Point d'interrogation Point d'interrogation Voisin 10 Ca2
  Breguet 19 super bidon " Point d'Interrogation"

From 1997 to 2002 the Memorial Flight embarked on the restoration of the Breguet 19 'Super Bidon' (super tank) on behalf of the Musée de l'Air and de l'Espace.

The aircraft was a close relative of the 'Bidon' type, itself a version of the standard Breguet XIX. The '?' was, in fact, specially designed for air raid. The aeroplane set several records being flown by Costes with Bellonte or Codos as navigators.It's most famous exploit was the non-stop flight from Paris to New York, the first east to west crossing of the Atlantic, on 2 September 1930 and the following goodwill tour from 2 September to 10 October 1930. This totalled 26,521 km and took 162 flying hours.

The aeroplane was donated to the museum in 1938 and was partially restored a number of times, the last being in 1976. This aircraft holds a very important place in the history of world aviation, equalling that of the Spirit of St Louis, flown by Charles Lindbergh.

  Restoration status

June 2002
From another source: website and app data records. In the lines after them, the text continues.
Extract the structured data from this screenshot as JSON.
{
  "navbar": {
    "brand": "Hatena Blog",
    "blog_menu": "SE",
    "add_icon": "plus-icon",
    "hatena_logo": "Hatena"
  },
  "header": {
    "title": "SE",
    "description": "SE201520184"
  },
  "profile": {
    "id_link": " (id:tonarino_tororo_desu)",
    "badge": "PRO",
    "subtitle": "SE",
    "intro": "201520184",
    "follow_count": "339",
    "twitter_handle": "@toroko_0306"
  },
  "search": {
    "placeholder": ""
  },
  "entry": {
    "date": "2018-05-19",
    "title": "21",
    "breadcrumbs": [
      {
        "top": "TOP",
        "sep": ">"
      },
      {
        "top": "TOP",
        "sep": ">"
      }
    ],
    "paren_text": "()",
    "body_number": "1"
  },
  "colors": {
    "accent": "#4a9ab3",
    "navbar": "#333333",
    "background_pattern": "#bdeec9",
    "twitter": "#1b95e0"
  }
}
  • February 11 2002, the completed fuselage comes back to Air & Space Museum after 5 years of work. Wings are restored by museum staff.

  • May, 30 2002, restoration completed. The "Question mark" is now on display in one of the museum's hall. More news about the "Point d'Interrogation"? visit French Air & Space Museum website.
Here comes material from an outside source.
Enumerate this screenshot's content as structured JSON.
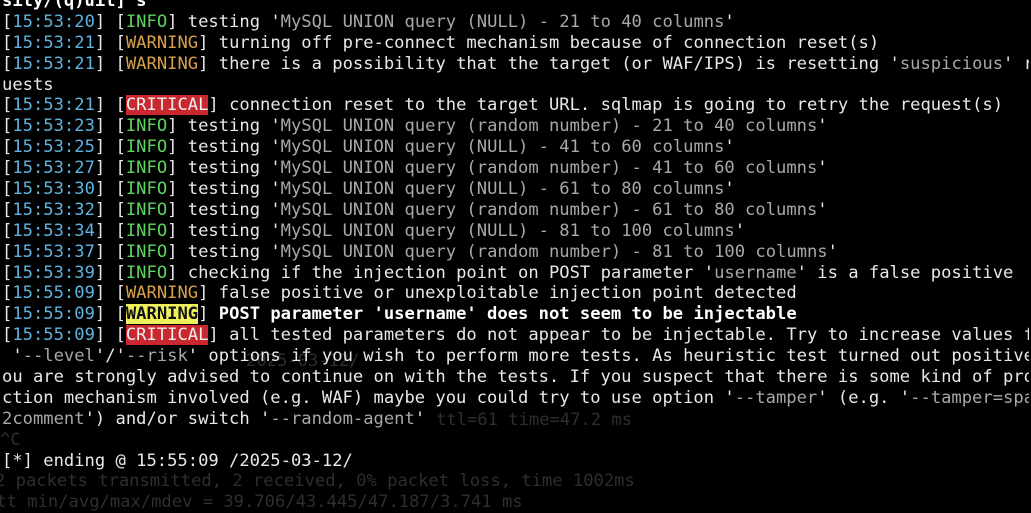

  Pieces of history

Restoring old aircraft often produces some interesting surprises.

When we started work on the fuselage, a note containing an address and message were discovered inside an aluminium panel near the rear cockpit.

It was a good luck message followed by the address of a Mr Koerner of St Paul, Minnesota USA. What could be the story behind these few words? Mr Koerner certainly scribbled them between 19 and 21 September when Costes and Bellonte visited St Paul on their goodwill tour of the United States.

We are researching the Koerner family but have made little progress although we have found, from an internet source, that the address is now a Pizzeria. Any more information would be gratefully received. Feel free to contact us.

Update: 01/01/2001

We've received an e mail from an american citizen with some news elements:

Among the many Koerner living in that area, a certain Louis Koerner, born in Pennsylvania, was a mechanic for Northwest Airways at its Minnesota headquarters from 1928 to 1965, when he retired as supervisor of maintenance. He could be THE man because, working on the airport as a mecanic in 1930 he had access to the aircraft and his fonction allowed him to talk with the crew. To be continued...

Other pieces of history have also been found.

  • During their record-breaking flight the two airmen wrote notes to each other on small pieces of paper that were passed between the cockpits. Some of these had been previously found and published but the ones we have found in the back of the aircraft have not been seen since 1930. Some of these are written on the Breguet firms stationary!

  • Hand writing discovered under the last coat of paint.

  • Note: pictures have been touched up to be able to read the writing

    For the moment, we can imagine that they were probably written at Curtissfield (Long island, New York)just before the shipment of the plane back to France

  • Inscription engraved on the front engine cowling.

    The date: August 27 1930, 5 days before the "big jump"

    Update November 2004

    Milos Gazdic from airwarfareforum website has been able to give a translation. "Serbian, the mechanic Sava Simic, who worked on this engine wishes you good trip! August 27 1930"

  • Some names engraved on the side engine cowling.

  • More infos soon...


  • Wallpaper: Point d'Interrogation restoration (1997-2002)


Lenght: 10.71 m
Wing span: 18.30 m
Height: 4.08 m
Surface: 59.94 m²
Weight: 6 375 kg
Engine: Hispano-Suiza 650 hp
Speed: 247 km/h
Crew: 2

The restoration

click on the photo to see the progress

The history

click on the photo to discover her story


Detail pictures